Speaking at the Jamaica Business Development Corporation’s Employee Engagement Conference 2018 at Jamaica Conference Centre in downtown Kingston on Monday, the minister said the time has come for different crops to be invested in, and not sugar.
“On my desk right now is the report of the rationalisation of sugar lands. I don’t want the sugar people to be nervous when I say this, but we’ll never go back into production using all of our lands for sugar again. It’s not going to happen, so let’s just call a spade a spade and let’s get ready for land use other than sugar,” Shaw emphasised.
“We’re not trying to bounce the people who are in sugar out of it; we’re rationalising and we’re going to make you more efficient — but we’re going to make lands available for so many other things,” he added.
The minister said that the rationalisation project will result in sugar being produced on smaller acres of land, and new investment opportunities will be offered to farmers for the production of other crops.
“In Parliament (recently), I gave an example. We’re talking about a school feeding programme where 80 per cent of all we feed the children is imported. Yet, we can produce all we want to produce… that are much more highly nutritious than imported flour and rice,” Shaw said.
He further noted that two new products can be looked at for the programme are breadfruit flour and cassava flour.
“We don’t recognise the wealth that we are sitting on in this country; we can feed ourselves and we can export surpluses. We can feed our school children in a more nutritious manner, using what we grow,” the minister said.
The conference, which ended yesterday, was held under the theme ‘Disturb. Reconnect. Engage’.
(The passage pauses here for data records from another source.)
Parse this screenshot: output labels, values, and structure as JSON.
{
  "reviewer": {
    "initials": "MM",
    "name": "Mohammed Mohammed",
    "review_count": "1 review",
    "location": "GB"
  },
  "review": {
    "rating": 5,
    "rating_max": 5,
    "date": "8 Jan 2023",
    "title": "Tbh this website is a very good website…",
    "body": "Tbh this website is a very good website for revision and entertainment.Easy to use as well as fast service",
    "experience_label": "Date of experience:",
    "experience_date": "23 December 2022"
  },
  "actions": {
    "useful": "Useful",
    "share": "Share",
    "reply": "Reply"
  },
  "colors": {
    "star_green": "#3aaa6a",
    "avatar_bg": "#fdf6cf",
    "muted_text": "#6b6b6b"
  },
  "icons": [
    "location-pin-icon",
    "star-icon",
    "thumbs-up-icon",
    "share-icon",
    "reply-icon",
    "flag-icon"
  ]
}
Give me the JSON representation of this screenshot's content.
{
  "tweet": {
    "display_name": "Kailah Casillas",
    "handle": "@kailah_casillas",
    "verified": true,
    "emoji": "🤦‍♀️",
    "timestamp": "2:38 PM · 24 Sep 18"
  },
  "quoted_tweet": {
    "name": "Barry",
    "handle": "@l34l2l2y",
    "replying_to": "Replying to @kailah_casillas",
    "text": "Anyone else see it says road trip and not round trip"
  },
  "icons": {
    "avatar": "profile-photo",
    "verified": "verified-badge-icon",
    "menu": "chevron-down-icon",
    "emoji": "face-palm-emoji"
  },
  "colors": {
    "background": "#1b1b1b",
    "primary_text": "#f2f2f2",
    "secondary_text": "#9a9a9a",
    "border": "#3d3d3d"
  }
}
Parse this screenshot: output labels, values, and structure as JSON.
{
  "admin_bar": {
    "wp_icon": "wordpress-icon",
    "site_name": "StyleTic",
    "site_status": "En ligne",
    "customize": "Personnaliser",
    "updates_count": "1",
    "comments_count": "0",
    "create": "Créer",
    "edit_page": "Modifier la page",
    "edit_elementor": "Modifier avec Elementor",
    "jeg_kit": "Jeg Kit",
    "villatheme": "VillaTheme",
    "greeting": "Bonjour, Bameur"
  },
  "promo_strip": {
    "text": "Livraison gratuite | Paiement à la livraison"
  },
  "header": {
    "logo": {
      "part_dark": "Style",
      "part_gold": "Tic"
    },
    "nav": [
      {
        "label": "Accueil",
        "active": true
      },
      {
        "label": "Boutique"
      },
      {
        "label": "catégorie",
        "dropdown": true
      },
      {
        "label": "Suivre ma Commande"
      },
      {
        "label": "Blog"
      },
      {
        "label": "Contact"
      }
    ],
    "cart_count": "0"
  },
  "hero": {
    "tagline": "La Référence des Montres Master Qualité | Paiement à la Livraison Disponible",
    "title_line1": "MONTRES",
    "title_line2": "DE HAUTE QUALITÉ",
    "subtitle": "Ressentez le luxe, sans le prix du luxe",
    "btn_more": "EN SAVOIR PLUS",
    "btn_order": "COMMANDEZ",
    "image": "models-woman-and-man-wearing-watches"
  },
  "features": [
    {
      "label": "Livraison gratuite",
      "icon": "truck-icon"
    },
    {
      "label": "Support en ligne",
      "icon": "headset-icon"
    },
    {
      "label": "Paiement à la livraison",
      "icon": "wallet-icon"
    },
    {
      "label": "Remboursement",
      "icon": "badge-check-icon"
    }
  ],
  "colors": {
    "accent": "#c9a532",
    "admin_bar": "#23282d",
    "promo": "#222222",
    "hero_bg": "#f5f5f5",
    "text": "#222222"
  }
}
It was hosted for approximately 500 employers, with the objective of empowering and encouraging them to transform their workplaces into spaces that inspire their employees and offer the kind of leadership and appropriate management systems that will enable their employees to understand and accept their role as important stakeholders in business processes, and as key players in achieving sustainable productivity.
Source: Jamaica Observer